TASK REQUIREMENTS>
Reprint the whole of the data exactly.

[Opening MATERIAL FOR THE TASK section]

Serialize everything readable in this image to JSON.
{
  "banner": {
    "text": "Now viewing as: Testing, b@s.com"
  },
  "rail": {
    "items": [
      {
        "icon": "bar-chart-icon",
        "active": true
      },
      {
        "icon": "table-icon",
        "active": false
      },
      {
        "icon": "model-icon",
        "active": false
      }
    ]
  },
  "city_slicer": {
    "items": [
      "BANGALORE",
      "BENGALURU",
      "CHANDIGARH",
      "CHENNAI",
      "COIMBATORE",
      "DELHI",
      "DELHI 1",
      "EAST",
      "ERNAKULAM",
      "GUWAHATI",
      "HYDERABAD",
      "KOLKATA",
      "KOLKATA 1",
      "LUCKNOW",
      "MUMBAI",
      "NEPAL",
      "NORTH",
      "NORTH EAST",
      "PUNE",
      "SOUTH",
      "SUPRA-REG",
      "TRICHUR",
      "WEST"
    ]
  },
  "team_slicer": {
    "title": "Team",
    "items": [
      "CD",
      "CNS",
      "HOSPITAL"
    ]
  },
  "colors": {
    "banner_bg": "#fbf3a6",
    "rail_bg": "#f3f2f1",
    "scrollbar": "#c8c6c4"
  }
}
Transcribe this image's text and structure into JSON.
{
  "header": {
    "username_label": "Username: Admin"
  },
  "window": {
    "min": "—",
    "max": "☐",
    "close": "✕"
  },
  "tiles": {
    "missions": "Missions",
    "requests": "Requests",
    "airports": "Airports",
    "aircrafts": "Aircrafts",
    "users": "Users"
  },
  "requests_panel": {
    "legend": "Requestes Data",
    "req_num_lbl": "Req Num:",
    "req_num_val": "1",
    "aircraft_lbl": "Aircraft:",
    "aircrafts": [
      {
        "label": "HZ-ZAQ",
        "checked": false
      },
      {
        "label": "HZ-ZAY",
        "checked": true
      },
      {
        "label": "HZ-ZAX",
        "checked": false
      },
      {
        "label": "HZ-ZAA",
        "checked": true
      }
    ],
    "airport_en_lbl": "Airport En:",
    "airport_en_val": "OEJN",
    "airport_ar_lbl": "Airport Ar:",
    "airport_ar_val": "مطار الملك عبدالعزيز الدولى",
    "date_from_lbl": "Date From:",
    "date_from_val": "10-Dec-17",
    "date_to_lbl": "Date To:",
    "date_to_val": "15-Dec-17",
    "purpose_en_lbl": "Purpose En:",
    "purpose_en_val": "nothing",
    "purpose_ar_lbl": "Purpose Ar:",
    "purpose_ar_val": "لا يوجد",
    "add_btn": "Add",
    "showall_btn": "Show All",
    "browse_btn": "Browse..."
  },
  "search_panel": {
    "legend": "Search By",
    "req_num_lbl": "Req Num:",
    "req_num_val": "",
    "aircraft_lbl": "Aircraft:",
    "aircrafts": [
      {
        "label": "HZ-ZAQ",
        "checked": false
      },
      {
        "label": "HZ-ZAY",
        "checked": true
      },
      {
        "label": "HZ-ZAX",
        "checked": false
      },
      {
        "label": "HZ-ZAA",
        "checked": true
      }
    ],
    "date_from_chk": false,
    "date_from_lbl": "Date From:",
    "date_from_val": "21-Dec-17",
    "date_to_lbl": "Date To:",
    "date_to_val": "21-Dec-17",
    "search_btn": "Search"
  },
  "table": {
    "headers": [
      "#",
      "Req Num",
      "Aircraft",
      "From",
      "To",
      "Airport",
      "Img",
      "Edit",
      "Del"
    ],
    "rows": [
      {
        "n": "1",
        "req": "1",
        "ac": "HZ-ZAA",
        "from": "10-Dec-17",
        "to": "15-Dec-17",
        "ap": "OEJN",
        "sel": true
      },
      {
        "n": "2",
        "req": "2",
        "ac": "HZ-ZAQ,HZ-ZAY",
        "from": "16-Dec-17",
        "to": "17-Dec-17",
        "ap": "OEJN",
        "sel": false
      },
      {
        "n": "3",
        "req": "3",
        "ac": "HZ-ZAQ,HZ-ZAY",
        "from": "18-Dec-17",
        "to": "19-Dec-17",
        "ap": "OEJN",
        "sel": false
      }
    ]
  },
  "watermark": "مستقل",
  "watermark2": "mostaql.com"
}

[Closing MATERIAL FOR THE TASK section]

TASK ANSWER>
Serialize everything readable in this image to JSON.
{
  "banner": {
    "text": "Now viewing as: Testing, b@s.com"
  },
  "rail": {
    "items": [
      {
        "icon": "bar-chart-icon",
        "active": true
      },
      {
        "icon": "table-icon",
        "active": false
      },
      {
        "icon": "model-icon",
        "active": false
      }
    ]
  },
  "city_slicer": {
    "items": [
      "BANGALORE",
      "BENGALURU",
      "CHANDIGARH",
      "CHENNAI",
      "COIMBATORE",
      "DELHI",
      "DELHI 1",
      "EAST",
      "ERNAKULAM",
      "GUWAHATI",
      "HYDERABAD",
      "KOLKATA",
      "KOLKATA 1",
      "LUCKNOW",
      "MUMBAI",
      "NEPAL",
      "NORTH",
      "NORTH EAST",
      "PUNE",
      "SOUTH",
      "SUPRA-REG",
      "TRICHUR",
      "WEST"
    ]
  },
  "team_slicer": {
    "title": "Team",
    "items": [
      "CD",
      "CNS",
      "HOSPITAL"
    ]
  },
  "colors": {
    "banner_bg": "#fbf3a6",
    "rail_bg": "#f3f2f1",
    "scrollbar": "#c8c6c4"
  }
}
Transcribe this image's text and structure into JSON.
{
  "header": {
    "username_label": "Username: Admin"
  },
  "window": {
    "min": "—",
    "max": "☐",
    "close": "✕"
  },
  "tiles": {
    "missions": "Missions",
    "requests": "Requests",
    "airports": "Airports",
    "aircrafts": "Aircrafts",
    "users": "Users"
  },
  "requests_panel": {
    "legend": "Requestes Data",
    "req_num_lbl": "Req Num:",
    "req_num_val": "1",
    "aircraft_lbl": "Aircraft:",
    "aircrafts": [
      {
        "label": "HZ-ZAQ",
        "checked": false
      },
      {
        "label": "HZ-ZAY",
        "checked": true
      },
      {
        "label": "HZ-ZAX",
        "checked": false
      },
      {
        "label": "HZ-ZAA",
        "checked": true
      }
    ],
    "airport_en_lbl": "Airport En:",
    "airport_en_val": "OEJN",
    "airport_ar_lbl": "Airport Ar:",
    "airport_ar_val": "مطار الملك عبدالعزيز الدولى",
    "date_from_lbl": "Date From:",
    "date_from_val": "10-Dec-17",
    "date_to_lbl": "Date To:",
    "date_to_val": "15-Dec-17",
    "purpose_en_lbl": "Purpose En:",
    "purpose_en_val": "nothing",
    "purpose_ar_lbl": "Purpose Ar:",
    "purpose_ar_val": "لا يوجد",
    "add_btn": "Add",
    "showall_btn": "Show All",
    "browse_btn": "Browse..."
  },
  "search_panel": {
    "legend": "Search By",
    "req_num_lbl": "Req Num:",
    "req_num_val": "",
    "aircraft_lbl": "Aircraft:",
    "aircrafts": [
      {
        "label": "HZ-ZAQ",
        "checked": false
      },
      {
        "label": "HZ-ZAY",
        "checked": true
      },
      {
        "label": "HZ-ZAX",
        "checked": false
      },
      {
        "label": "HZ-ZAA",
        "checked": true
      }
    ],
    "date_from_chk": false,
    "date_from_lbl": "Date From:",
    "date_from_val": "21-Dec-17",
    "date_to_lbl": "Date To:",
    "date_to_val": "21-Dec-17",
    "search_btn": "Search"
  },
  "table": {
    "headers": [
      "#",
      "Req Num",
      "Aircraft",
      "From",
      "To",
      "Airport",
      "Img",
      "Edit",
      "Del"
    ],
    "rows": [
      {
        "n": "1",
        "req": "1",
        "ac": "HZ-ZAA",
        "from": "10-Dec-17",
        "to": "15-Dec-17",
        "ap": "OEJN",
        "sel": true
      },
      {
        "n": "2",
        "req": "2",
        "ac": "HZ-ZAQ,HZ-ZAY",
        "from": "16-Dec-17",
        "to": "17-Dec-17",
        "ap": "OEJN",
        "sel": false
      },
      {
        "n": "3",
        "req": "3",
        "ac": "HZ-ZAQ,HZ-ZAY",
        "from": "18-Dec-17",
        "to": "19-Dec-17",
        "ap": "OEJN",
        "sel": false
      }
    ]
  },
  "watermark": "مستقل",
  "watermark2": "mostaql.com"
}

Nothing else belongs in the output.